*** DATA FOR THE TASK ***

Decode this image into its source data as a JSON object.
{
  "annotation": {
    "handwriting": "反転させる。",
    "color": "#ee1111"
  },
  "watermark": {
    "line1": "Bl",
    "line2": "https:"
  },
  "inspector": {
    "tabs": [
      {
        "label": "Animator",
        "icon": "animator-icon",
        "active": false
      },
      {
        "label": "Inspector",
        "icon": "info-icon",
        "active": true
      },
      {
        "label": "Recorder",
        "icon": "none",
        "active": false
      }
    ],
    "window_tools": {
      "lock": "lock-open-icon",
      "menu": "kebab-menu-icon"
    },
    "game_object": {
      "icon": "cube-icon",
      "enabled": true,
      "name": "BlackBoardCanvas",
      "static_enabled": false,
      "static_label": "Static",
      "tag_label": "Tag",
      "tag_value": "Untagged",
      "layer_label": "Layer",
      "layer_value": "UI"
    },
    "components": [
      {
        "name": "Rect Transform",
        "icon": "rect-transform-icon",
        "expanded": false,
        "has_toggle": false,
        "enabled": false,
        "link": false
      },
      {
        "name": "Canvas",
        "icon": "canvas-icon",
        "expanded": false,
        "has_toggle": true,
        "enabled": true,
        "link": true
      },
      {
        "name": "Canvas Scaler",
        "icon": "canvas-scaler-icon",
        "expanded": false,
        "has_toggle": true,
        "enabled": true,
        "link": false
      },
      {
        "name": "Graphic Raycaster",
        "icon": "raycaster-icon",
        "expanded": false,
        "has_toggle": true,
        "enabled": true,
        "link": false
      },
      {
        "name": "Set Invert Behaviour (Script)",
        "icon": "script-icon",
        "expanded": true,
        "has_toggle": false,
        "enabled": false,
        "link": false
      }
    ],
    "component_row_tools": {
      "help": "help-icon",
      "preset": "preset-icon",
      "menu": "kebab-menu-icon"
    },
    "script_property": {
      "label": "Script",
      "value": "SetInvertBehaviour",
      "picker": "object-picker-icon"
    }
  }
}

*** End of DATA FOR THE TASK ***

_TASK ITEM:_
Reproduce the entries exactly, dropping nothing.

_EXERCISE SOLUTION:_
Decode this image into its source data as a JSON object.
{
  "annotation": {
    "handwriting": "反転させる。",
    "color": "#ee1111"
  },
  "watermark": {
    "line1": "Bl",
    "line2": "https:"
  },
  "inspector": {
    "tabs": [
      {
        "label": "Animator",
        "icon": "animator-icon",
        "active": false
      },
      {
        "label": "Inspector",
        "icon": "info-icon",
        "active": true
      },
      {
        "label": "Recorder",
        "icon": "none",
        "active": false
      }
    ],
    "window_tools": {
      "lock": "lock-open-icon",
      "menu": "kebab-menu-icon"
    },
    "game_object": {
      "icon": "cube-icon",
      "enabled": true,
      "name": "BlackBoardCanvas",
      "static_enabled": false,
      "static_label": "Static",
      "tag_label": "Tag",
      "tag_value": "Untagged",
      "layer_label": "Layer",
      "layer_value": "UI"
    },
    "components": [
      {
        "name": "Rect Transform",
        "icon": "rect-transform-icon",
        "expanded": false,
        "has_toggle": false,
        "enabled": false,
        "link": false
      },
      {
        "name": "Canvas",
        "icon": "canvas-icon",
        "expanded": false,
        "has_toggle": true,
        "enabled": true,
        "link": true
      },
      {
        "name": "Canvas Scaler",
        "icon": "canvas-scaler-icon",
        "expanded": false,
        "has_toggle": true,
        "enabled": true,
        "link": false
      },
      {
        "name": "Graphic Raycaster",
        "icon": "raycaster-icon",
        "expanded": false,
        "has_toggle": true,
        "enabled": true,
        "link": false
      },
      {
        "name": "Set Invert Behaviour (Script)",
        "icon": "script-icon",
        "expanded": true,
        "has_toggle": false,
        "enabled": false,
        "link": false
      }
    ],
    "component_row_tools": {
      "help": "help-icon",
      "preset": "preset-icon",
      "menu": "kebab-menu-icon"
    },
    "script_property": {
      "label": "Script",
      "value": "SetInvertBehaviour",
      "picker": "object-picker-icon"
    }
  }
}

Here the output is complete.